[How to complete this task] Where a line below holds the string "JSON", copy that line.

[Dataset extract]
========
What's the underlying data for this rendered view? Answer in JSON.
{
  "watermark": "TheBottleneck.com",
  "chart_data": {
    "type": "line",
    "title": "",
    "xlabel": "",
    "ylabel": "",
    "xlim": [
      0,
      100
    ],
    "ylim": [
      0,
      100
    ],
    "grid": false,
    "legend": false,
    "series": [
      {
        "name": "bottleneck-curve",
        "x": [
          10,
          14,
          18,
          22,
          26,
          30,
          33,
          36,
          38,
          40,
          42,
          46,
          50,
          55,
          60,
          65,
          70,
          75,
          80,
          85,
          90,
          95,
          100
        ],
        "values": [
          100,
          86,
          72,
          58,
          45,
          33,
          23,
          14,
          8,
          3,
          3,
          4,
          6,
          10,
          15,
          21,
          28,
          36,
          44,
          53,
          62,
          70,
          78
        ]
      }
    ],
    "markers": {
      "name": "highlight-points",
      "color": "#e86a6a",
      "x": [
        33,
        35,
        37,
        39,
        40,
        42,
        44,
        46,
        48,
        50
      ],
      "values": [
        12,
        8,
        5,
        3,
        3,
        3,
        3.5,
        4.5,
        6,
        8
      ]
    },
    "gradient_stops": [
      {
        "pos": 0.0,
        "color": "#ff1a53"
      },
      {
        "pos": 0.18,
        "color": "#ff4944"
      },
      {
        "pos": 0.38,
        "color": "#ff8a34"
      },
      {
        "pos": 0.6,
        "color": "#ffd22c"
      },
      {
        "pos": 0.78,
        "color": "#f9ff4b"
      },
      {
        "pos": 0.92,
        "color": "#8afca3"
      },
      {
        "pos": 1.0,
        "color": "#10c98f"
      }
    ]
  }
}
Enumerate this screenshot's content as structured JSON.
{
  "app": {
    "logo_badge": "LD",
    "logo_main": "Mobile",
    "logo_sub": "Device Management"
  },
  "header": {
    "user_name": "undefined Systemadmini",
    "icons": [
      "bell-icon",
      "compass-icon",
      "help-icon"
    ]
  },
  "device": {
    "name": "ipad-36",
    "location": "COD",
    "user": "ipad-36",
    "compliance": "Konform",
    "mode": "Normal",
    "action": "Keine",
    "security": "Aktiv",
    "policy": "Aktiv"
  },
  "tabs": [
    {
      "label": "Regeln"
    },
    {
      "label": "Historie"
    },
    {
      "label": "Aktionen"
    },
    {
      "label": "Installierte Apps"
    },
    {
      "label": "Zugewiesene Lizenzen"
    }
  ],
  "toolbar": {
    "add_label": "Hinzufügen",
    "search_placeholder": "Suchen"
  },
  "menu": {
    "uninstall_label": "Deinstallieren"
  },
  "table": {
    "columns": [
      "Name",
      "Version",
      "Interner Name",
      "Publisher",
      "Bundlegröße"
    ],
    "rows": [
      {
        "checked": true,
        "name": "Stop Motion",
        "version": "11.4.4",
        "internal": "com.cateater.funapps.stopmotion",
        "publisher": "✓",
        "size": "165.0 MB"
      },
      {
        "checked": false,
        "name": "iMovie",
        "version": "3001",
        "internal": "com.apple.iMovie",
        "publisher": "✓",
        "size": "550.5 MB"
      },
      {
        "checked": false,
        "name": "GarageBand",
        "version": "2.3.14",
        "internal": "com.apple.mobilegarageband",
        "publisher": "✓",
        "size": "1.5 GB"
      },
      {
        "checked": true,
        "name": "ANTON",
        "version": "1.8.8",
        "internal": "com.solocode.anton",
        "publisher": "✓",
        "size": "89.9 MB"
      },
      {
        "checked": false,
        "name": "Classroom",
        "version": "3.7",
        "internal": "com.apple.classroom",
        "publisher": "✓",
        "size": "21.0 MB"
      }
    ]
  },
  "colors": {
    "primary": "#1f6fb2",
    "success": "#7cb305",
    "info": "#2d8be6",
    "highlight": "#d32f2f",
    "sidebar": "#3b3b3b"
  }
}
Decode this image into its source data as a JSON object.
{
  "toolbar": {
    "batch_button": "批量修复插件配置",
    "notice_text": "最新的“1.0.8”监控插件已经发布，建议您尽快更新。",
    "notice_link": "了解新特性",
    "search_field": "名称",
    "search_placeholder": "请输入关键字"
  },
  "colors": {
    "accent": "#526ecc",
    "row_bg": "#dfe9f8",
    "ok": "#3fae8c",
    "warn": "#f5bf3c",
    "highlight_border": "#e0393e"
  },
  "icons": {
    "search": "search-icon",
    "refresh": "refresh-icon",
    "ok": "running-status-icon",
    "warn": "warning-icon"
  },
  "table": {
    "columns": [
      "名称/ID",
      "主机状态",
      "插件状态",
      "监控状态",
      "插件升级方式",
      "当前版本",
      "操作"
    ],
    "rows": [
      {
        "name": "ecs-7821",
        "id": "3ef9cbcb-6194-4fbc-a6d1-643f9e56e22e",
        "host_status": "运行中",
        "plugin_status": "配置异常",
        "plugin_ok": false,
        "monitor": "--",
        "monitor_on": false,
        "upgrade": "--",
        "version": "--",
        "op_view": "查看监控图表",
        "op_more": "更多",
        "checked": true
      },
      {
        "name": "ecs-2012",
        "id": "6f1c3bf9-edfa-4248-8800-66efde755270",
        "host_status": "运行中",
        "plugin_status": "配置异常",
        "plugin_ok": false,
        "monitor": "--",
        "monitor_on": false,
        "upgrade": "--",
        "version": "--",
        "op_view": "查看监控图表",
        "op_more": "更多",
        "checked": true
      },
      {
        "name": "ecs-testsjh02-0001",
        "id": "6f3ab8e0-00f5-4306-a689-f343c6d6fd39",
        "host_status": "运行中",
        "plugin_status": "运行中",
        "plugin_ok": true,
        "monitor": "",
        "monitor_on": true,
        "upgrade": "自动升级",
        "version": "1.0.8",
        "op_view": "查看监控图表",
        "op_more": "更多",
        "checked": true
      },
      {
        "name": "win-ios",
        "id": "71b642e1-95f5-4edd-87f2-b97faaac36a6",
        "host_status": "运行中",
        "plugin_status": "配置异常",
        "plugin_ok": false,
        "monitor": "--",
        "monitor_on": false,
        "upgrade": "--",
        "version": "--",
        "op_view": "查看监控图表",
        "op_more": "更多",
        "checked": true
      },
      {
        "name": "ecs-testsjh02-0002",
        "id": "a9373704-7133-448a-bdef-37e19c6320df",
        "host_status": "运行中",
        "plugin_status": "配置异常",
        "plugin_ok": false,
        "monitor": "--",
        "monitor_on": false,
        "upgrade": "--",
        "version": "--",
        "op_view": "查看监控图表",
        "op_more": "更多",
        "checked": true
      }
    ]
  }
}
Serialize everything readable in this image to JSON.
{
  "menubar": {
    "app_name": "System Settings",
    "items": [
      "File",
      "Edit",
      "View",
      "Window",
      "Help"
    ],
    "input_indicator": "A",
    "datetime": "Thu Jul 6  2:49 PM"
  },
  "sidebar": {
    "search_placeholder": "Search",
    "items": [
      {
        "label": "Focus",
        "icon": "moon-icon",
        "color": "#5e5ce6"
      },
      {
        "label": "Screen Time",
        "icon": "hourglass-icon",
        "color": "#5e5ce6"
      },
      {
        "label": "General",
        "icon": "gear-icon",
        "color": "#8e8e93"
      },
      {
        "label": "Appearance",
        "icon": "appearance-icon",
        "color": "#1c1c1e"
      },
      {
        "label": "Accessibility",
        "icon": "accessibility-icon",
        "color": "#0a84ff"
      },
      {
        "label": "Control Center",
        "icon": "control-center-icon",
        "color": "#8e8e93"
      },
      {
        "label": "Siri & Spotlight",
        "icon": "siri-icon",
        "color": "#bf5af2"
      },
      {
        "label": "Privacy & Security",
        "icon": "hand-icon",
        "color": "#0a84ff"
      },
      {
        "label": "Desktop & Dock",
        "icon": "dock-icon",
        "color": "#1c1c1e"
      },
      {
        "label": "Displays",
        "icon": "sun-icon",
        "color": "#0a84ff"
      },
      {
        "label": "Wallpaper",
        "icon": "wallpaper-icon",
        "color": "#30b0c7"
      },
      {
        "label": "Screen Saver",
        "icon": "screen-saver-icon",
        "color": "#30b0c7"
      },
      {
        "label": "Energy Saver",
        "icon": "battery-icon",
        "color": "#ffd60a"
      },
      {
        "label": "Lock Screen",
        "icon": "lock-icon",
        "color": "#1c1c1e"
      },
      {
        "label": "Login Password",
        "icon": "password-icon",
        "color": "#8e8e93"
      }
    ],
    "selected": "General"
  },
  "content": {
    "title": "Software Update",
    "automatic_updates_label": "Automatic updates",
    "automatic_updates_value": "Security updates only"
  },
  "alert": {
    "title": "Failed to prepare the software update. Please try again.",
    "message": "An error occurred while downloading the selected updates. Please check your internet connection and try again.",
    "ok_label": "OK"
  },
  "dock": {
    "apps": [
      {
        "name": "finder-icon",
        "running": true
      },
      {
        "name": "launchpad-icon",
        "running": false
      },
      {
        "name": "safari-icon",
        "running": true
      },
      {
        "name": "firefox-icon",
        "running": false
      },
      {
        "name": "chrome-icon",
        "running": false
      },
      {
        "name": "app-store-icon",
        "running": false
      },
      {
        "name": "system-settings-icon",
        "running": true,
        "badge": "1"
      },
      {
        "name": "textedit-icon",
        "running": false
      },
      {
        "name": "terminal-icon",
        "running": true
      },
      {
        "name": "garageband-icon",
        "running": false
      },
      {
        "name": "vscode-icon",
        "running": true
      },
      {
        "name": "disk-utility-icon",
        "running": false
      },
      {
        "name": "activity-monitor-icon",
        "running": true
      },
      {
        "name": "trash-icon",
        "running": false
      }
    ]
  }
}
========
[Response to the task]
What's the underlying data for this rendered view? Answer in JSON.
Enumerate this screenshot's content as structured JSON.
Decode this image into its source data as a JSON object.
Serialize everything readable in this image to JSON.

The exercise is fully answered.